> [Records to use]:

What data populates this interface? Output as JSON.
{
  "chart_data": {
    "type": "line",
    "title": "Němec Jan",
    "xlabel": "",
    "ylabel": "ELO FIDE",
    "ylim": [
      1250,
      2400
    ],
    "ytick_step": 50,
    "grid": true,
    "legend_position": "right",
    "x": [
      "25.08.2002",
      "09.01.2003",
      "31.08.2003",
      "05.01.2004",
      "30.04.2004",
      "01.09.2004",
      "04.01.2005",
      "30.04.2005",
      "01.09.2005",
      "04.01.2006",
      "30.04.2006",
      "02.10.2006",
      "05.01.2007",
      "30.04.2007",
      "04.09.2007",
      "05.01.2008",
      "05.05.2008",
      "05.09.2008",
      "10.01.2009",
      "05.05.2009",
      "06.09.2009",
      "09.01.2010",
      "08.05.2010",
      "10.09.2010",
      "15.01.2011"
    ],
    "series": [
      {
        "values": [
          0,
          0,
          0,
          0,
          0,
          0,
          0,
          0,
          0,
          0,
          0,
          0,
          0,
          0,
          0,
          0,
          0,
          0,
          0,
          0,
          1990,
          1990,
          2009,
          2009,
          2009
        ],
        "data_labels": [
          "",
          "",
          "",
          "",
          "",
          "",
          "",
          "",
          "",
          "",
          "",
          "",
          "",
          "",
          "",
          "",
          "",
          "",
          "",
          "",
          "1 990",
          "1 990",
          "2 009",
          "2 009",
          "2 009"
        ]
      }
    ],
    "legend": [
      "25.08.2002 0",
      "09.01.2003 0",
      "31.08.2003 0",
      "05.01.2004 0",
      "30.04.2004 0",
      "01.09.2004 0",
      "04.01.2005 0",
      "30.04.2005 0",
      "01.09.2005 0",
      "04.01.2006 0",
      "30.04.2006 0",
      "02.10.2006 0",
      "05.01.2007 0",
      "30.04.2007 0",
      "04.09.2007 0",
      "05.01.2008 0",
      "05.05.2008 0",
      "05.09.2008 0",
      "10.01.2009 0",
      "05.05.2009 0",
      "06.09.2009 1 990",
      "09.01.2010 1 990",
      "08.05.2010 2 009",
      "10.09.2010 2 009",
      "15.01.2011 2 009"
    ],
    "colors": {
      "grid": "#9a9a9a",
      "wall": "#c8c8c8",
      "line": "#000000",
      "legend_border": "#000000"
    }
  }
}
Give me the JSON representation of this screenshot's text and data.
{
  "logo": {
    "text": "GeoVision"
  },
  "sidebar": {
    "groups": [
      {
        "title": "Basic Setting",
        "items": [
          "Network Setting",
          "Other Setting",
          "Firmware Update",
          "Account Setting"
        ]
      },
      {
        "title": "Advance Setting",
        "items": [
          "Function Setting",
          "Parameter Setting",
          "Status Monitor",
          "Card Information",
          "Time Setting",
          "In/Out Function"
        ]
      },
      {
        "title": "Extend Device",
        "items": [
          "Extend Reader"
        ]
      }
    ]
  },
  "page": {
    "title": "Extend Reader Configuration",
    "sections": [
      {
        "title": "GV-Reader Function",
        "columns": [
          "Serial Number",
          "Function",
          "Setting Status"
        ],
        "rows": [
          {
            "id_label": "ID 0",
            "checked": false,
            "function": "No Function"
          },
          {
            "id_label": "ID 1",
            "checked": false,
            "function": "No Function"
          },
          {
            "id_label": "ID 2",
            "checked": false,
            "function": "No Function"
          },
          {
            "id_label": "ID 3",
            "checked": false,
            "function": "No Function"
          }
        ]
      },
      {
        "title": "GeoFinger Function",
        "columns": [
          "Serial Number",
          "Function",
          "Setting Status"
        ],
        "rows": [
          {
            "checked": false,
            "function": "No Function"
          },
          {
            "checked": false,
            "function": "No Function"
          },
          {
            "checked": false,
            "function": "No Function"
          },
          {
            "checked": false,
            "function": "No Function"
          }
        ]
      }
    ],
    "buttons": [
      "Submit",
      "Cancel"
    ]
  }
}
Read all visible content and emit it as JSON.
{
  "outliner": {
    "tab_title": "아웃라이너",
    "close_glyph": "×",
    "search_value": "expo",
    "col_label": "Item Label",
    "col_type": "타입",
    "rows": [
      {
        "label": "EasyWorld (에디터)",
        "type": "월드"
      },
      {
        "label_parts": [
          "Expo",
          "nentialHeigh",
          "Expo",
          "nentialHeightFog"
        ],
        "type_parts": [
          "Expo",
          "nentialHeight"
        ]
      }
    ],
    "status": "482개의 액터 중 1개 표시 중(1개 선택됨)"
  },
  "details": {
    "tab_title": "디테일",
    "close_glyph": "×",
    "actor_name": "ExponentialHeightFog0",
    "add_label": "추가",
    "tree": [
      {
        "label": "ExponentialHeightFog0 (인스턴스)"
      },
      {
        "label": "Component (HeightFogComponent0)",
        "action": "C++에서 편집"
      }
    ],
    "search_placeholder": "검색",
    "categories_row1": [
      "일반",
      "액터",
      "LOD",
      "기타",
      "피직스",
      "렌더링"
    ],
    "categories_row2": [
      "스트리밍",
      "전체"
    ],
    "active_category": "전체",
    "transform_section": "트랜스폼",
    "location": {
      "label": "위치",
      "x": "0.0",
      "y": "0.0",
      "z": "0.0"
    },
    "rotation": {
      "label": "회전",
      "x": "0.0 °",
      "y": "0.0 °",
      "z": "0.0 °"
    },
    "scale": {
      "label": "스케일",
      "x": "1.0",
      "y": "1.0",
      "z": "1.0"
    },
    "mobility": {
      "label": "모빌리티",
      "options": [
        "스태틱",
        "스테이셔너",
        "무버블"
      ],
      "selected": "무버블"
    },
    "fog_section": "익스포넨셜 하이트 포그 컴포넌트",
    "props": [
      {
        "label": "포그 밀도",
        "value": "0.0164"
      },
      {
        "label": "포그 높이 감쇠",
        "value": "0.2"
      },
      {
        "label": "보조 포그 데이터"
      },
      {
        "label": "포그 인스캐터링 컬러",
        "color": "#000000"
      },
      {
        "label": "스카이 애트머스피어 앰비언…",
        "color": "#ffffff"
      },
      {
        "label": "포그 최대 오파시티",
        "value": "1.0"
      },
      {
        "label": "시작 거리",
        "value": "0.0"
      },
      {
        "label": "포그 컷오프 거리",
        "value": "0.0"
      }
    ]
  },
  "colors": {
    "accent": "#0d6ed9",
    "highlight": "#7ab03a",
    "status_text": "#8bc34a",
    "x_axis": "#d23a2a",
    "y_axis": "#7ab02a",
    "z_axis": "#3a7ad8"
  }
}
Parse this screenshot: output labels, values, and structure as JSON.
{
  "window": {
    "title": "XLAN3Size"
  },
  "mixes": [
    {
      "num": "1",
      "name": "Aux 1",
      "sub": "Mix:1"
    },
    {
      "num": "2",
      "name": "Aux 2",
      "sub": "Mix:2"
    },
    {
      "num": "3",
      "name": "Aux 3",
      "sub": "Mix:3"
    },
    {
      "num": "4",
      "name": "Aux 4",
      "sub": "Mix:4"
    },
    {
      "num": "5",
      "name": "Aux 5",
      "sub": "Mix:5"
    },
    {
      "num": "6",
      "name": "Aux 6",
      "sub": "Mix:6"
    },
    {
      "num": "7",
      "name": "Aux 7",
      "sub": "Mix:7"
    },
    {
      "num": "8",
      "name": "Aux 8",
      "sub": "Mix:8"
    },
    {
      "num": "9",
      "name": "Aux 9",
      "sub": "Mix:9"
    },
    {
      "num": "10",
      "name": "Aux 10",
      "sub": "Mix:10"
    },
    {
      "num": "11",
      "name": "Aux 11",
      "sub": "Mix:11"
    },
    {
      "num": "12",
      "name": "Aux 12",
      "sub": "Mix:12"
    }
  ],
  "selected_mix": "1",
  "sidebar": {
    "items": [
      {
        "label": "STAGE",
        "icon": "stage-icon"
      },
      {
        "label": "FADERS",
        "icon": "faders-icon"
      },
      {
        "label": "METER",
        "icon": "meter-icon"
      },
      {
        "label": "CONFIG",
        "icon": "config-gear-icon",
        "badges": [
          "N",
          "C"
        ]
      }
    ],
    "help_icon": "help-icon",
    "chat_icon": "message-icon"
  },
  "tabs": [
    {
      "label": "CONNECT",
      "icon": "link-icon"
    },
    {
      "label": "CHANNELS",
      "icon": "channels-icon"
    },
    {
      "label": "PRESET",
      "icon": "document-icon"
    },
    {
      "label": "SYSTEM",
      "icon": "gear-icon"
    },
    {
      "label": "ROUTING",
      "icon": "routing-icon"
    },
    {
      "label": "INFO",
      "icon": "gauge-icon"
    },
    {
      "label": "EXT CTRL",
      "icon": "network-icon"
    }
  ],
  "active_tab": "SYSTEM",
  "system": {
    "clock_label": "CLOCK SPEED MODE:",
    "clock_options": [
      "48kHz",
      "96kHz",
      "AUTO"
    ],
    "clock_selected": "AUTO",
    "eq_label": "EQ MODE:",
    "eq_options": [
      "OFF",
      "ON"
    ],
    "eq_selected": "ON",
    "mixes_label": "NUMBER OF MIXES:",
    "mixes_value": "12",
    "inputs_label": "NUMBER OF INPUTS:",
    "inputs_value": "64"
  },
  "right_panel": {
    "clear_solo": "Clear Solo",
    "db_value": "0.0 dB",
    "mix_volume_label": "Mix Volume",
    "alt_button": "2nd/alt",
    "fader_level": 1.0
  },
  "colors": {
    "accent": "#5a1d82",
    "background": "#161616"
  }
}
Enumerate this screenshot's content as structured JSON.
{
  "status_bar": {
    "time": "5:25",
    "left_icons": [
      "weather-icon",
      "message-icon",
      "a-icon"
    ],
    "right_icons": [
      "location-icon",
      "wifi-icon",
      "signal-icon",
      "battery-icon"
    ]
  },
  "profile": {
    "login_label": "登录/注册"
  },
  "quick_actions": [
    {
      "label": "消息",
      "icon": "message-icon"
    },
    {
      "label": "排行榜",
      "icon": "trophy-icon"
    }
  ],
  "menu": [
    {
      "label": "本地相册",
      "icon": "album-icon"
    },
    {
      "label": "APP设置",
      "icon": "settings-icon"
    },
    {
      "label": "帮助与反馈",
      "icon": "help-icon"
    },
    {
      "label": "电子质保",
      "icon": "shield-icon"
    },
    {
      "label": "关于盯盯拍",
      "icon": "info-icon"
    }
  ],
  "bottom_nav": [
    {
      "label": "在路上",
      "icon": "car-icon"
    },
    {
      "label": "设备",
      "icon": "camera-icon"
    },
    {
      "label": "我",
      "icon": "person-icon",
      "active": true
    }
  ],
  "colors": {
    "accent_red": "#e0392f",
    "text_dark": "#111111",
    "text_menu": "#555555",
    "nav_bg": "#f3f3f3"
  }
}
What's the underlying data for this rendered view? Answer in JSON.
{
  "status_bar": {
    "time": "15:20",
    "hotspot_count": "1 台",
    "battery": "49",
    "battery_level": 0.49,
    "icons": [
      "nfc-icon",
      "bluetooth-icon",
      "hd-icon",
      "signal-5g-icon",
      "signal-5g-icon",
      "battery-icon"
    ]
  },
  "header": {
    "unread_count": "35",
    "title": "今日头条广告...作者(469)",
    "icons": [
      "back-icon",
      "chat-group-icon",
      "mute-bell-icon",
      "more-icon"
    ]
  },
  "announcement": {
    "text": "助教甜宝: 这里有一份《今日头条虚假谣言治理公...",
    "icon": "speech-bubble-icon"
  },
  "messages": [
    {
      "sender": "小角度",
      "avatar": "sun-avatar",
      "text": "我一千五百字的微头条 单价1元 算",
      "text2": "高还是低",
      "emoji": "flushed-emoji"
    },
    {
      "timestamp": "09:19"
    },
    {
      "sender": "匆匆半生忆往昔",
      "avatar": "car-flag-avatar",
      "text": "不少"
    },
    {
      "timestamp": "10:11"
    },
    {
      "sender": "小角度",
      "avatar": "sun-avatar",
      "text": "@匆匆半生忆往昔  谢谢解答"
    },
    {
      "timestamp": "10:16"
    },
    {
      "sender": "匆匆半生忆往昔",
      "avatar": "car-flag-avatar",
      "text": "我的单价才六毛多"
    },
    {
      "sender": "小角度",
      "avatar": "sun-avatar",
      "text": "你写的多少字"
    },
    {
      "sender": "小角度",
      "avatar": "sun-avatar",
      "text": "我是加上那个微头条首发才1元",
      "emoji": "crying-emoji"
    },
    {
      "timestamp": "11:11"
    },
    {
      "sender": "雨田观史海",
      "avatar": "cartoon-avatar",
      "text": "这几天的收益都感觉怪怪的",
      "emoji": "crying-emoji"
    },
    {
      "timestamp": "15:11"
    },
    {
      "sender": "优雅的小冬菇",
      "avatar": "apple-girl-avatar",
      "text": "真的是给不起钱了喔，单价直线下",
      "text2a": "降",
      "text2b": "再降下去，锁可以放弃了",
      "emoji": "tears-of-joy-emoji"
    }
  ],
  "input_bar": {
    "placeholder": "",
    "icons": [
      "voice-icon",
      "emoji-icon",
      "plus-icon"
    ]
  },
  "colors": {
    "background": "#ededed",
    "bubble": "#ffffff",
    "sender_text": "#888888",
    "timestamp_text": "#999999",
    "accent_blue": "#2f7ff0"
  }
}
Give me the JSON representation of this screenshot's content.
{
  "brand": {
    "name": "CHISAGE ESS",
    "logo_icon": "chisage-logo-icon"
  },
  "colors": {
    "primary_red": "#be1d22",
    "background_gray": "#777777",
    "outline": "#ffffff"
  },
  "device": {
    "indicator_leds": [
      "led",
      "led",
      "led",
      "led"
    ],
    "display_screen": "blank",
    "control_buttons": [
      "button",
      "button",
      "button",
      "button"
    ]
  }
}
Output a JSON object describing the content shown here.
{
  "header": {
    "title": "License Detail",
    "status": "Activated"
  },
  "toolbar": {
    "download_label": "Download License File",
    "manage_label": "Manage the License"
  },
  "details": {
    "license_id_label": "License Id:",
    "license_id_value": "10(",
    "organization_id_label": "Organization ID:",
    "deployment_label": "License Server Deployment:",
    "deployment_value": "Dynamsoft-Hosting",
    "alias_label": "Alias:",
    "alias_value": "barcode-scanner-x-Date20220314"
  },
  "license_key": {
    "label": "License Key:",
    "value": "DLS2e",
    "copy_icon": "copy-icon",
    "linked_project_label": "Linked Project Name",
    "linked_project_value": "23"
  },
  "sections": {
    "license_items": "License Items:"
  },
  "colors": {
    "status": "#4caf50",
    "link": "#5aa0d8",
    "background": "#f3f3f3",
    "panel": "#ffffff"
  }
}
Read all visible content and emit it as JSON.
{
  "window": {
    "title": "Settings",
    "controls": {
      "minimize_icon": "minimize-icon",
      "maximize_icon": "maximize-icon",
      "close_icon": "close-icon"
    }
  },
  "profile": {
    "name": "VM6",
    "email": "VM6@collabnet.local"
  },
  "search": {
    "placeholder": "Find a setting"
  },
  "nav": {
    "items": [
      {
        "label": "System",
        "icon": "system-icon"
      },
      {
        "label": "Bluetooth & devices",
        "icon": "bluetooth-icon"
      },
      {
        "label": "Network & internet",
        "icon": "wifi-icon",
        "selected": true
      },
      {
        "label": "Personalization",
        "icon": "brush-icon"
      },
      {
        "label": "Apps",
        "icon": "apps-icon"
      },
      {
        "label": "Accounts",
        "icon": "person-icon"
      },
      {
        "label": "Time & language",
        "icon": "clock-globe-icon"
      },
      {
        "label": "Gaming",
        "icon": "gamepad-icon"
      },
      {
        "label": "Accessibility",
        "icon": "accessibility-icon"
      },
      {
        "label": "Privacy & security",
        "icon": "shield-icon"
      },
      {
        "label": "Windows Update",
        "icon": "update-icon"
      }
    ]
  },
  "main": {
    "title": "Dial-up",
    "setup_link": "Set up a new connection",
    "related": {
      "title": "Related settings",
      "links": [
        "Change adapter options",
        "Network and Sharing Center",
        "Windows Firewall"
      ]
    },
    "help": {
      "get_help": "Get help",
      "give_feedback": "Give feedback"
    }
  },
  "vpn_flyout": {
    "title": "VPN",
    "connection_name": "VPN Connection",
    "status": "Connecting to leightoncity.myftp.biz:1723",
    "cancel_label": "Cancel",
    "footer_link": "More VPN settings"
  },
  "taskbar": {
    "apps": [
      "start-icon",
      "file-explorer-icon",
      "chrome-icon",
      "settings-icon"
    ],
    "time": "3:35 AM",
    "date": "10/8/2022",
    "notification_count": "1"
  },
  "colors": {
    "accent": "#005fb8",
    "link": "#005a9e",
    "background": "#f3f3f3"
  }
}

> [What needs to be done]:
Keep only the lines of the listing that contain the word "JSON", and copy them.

> [Answer box]:
What data populates this interface? Output as JSON.
Give me the JSON representation of this screenshot's text and data.
Read all visible content and emit it as JSON.
Parse this screenshot: output labels, values, and structure as JSON.
Enumerate this screenshot's content as structured JSON.
What's the underlying data for this rendered view? Answer in JSON.
Give me the JSON representation of this screenshot's content.
Output a JSON object describing the content shown here.
Read all visible content and emit it as JSON.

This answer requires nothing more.